Pan, A., Sun, Q., Manson, J. E., Willett, W. C., & Hu, F. B. (2013). Walnut consumption is associated with lower risk of type 2 diabetes in women. The Journal of nutrition, 143(4), 512-518.

Bes-Rastrollo, M., Wedick, N. M., Martinez-Gonzalez, M. A., Li, T. Y., Sampson, L., & Hu, F. B. (2009). Prospective study of nut consumption, long-term weight change, and obesity risk in women. The American journal of clinical nutrition, 89(6), 1913-1919.

Papoutsi, Z., Kassi, E., Chinou, I., Halabalaki, M., Skaltsounis, L. A., & Moutsatsou, P. (2008). Walnut extract (Juglans regia L.) and its component ellagic acid exhibit anti-inflammatory activity in human aorta endothelial cells and osteoblastic activity in the cell line KS483. British Journal of Nutrition, 99(4), 715-722.

Ast, J., Jablecka, A., Bogdanski, P., Smolarek, I., Krauss, H., & Chmara, E. (2010). Evaluation of the antihypertensive effect of L-arginine supplementation in patients with mild hypertension assessed with ambulatory blood pressure monitoring. Medical Science Monitor, 16(5), CR266-CR271.

Muthaiyah, B., Essa, M. M., Lee, M., Chauhan, V., Kaur, K., & Chauhan, A. (2014). Dietary supplementation of walnuts improves memory deficits and learning skills in transgenic mouse model of Alzheimer's disease. Journal of Alzheimer's Disease, 42(4), 1397-1405.

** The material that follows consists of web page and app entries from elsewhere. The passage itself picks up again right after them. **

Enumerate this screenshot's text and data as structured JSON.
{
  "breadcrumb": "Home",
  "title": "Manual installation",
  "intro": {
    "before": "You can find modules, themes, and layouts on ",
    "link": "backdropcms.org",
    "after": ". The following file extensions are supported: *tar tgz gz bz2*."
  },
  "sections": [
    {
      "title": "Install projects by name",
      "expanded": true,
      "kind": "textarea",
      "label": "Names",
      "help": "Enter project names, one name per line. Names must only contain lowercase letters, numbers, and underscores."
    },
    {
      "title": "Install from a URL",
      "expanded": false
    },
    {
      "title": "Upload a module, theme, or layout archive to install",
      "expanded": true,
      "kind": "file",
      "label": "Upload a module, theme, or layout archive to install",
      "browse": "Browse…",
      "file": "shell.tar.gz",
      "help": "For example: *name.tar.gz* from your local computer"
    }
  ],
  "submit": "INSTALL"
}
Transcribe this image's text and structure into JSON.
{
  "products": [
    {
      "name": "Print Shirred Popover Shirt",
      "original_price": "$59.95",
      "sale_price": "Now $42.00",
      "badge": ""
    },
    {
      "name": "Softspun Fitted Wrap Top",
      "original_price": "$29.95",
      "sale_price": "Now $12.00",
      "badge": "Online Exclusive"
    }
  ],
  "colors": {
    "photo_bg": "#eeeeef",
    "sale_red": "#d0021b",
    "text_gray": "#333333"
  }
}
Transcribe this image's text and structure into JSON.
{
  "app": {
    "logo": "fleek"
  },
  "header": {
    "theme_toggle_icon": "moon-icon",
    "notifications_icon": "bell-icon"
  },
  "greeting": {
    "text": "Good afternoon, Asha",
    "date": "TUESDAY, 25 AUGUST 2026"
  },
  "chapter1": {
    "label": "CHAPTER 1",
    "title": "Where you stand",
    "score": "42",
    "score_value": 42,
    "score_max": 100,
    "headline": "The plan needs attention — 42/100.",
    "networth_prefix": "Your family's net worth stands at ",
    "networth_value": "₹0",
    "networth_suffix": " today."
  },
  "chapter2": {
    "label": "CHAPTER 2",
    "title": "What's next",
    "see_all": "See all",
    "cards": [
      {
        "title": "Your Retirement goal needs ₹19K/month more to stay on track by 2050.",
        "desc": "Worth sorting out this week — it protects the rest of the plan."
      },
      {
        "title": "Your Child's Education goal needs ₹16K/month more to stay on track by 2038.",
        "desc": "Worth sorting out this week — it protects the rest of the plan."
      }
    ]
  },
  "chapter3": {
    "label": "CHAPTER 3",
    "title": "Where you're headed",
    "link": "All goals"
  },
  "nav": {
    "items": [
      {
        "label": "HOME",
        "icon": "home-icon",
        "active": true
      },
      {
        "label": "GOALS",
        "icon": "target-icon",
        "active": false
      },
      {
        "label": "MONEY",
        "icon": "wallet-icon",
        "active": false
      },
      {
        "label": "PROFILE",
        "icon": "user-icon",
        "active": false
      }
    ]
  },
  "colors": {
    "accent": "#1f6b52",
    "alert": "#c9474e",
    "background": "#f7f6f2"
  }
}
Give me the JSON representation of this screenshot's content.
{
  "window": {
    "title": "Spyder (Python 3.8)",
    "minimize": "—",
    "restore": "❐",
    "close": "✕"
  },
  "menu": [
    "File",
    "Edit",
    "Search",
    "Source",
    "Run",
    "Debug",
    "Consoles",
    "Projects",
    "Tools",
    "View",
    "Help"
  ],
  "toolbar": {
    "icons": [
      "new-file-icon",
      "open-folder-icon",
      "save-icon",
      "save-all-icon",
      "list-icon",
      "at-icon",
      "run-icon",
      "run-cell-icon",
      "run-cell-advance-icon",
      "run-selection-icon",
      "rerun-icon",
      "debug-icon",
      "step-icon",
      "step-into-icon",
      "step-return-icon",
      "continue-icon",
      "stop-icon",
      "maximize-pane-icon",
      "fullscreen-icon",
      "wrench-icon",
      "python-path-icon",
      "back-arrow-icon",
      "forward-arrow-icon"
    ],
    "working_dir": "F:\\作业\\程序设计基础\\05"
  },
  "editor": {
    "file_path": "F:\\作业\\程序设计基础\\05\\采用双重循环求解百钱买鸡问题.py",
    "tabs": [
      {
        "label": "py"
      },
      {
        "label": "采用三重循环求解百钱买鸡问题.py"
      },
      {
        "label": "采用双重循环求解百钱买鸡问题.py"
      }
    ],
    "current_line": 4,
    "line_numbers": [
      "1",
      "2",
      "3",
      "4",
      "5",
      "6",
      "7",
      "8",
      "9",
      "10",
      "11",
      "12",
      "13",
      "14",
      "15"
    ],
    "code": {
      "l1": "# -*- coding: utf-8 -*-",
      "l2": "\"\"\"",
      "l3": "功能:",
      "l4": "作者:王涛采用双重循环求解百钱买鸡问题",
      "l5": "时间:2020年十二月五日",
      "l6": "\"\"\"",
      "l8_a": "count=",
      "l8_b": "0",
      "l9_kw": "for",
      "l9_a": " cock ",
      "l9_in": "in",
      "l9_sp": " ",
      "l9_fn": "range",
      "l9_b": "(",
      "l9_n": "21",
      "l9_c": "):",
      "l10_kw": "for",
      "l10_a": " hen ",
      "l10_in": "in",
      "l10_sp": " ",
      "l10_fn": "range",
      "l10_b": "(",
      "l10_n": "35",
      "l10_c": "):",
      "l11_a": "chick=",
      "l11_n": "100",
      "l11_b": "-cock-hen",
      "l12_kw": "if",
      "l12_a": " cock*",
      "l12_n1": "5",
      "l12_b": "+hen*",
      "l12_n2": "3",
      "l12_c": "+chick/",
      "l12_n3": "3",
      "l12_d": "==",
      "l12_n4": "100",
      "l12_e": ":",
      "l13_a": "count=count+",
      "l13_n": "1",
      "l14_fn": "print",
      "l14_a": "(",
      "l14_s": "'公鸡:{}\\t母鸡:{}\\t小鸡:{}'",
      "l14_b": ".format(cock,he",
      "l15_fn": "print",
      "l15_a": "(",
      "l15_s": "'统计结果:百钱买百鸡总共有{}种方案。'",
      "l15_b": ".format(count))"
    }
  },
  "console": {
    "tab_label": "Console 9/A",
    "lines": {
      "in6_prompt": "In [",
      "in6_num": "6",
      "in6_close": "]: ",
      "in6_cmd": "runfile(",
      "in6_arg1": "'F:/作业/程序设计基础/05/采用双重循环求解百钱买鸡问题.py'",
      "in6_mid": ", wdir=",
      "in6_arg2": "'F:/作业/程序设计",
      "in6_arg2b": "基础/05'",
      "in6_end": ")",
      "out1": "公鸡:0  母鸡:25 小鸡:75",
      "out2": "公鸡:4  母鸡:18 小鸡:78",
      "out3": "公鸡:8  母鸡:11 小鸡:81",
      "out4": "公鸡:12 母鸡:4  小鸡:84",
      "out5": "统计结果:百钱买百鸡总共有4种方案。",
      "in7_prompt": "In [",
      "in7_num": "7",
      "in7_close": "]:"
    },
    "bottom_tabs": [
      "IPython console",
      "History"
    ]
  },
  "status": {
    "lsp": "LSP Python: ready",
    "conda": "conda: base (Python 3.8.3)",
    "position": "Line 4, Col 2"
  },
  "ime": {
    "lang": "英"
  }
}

Tsai, C. J., Leitzmann, M. F., Hu, F. B., Willett, W. C., & Giovannucci, E. L. (2004). Frequent nut consumption and decreased risk of cholecystectomy in women. The American journal of clinical nutrition, 80(1), 76-81.